**Task item**. Copy out each line of the entries where the word "icon" is present.

· · · · · · ·

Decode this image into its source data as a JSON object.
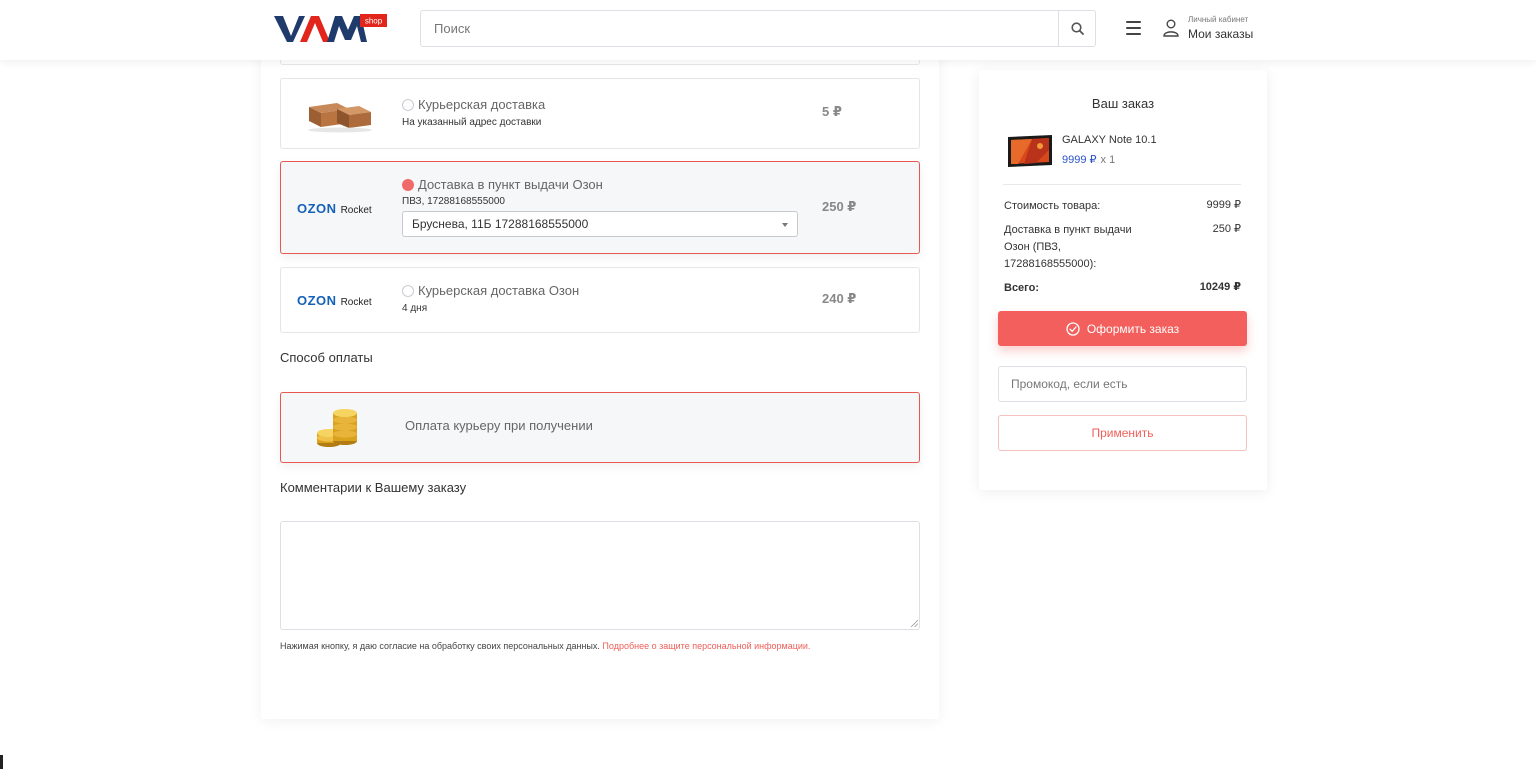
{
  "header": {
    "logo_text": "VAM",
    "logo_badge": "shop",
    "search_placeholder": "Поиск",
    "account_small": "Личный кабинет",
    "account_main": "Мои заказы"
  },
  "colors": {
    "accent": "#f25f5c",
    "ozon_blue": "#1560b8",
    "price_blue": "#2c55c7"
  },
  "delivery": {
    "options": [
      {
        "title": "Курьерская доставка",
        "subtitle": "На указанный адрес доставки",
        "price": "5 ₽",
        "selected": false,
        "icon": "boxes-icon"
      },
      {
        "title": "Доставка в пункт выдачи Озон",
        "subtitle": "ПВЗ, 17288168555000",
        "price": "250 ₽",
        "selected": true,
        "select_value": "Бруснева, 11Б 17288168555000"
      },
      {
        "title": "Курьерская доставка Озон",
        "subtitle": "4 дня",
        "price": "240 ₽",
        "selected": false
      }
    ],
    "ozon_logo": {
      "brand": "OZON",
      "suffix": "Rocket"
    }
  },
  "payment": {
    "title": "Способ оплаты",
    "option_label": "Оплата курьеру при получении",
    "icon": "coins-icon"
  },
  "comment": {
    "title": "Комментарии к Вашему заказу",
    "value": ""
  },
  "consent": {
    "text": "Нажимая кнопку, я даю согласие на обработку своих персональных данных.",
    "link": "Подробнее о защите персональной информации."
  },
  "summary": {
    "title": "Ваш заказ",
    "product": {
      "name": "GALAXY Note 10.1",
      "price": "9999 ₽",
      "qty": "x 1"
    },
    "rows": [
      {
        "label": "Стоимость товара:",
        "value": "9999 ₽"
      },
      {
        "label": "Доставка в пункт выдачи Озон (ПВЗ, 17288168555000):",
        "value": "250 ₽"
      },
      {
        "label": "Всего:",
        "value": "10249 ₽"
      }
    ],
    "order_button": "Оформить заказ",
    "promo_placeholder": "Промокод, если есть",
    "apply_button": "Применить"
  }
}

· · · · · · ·

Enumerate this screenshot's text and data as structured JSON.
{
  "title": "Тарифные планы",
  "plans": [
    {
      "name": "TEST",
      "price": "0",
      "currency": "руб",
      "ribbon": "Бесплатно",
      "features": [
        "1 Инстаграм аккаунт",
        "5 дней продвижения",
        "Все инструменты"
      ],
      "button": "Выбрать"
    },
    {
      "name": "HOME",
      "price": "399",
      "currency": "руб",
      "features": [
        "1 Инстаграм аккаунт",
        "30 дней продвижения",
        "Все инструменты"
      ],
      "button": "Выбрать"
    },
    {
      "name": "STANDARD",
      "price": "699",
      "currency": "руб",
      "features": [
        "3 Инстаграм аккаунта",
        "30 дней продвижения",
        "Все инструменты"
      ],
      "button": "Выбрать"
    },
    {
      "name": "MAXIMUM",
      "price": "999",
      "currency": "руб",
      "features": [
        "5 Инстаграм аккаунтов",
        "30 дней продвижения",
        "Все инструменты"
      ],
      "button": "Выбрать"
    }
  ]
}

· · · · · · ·

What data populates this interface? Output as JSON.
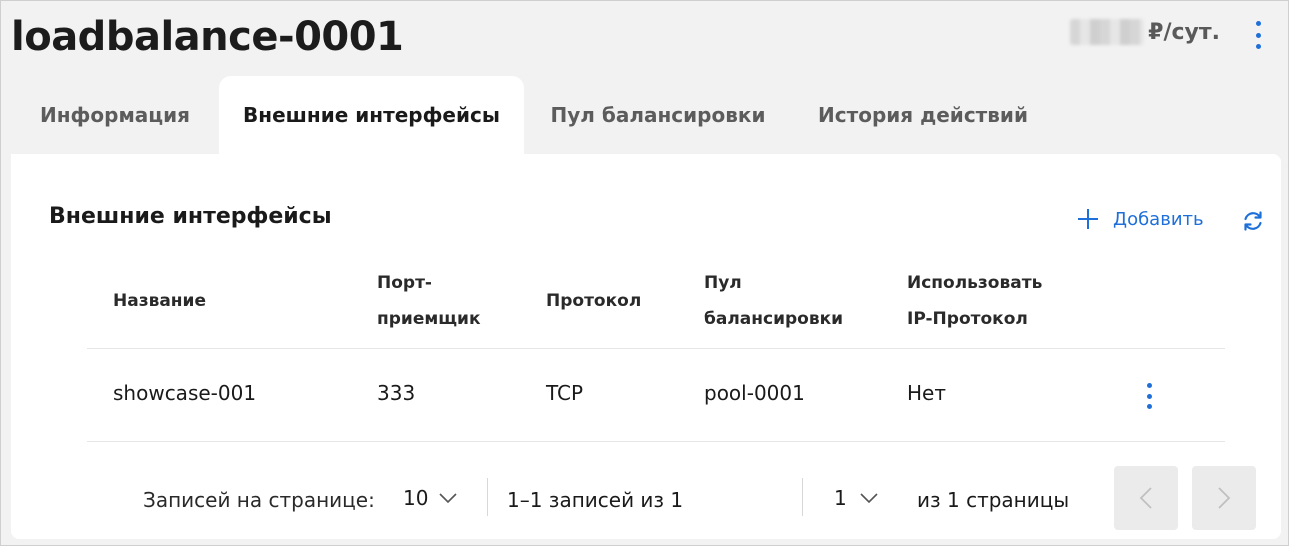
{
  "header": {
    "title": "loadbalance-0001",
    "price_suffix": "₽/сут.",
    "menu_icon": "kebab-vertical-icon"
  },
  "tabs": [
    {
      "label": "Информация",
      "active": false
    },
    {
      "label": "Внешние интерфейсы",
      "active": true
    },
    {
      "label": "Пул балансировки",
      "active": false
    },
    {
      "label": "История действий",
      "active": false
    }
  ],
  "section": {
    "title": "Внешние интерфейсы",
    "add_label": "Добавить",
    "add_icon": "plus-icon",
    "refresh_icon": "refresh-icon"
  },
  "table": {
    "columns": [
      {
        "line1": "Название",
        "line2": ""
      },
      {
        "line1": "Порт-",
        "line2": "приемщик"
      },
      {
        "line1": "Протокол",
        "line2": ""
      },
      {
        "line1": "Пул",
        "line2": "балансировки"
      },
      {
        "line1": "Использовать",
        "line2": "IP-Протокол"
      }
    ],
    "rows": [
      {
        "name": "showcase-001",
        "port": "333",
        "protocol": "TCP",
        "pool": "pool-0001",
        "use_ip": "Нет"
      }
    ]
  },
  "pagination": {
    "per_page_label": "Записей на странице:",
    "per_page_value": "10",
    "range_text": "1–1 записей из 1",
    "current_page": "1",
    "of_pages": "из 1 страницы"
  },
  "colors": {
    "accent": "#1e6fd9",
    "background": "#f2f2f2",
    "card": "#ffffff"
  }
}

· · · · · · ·

**Problem solution**.
        "icon": "boxes-icon"
    "icon": "coins-icon"
    "menu_icon": "kebab-vertical-icon"
    "add_icon": "plus-icon",
    "refresh_icon": "refresh-icon"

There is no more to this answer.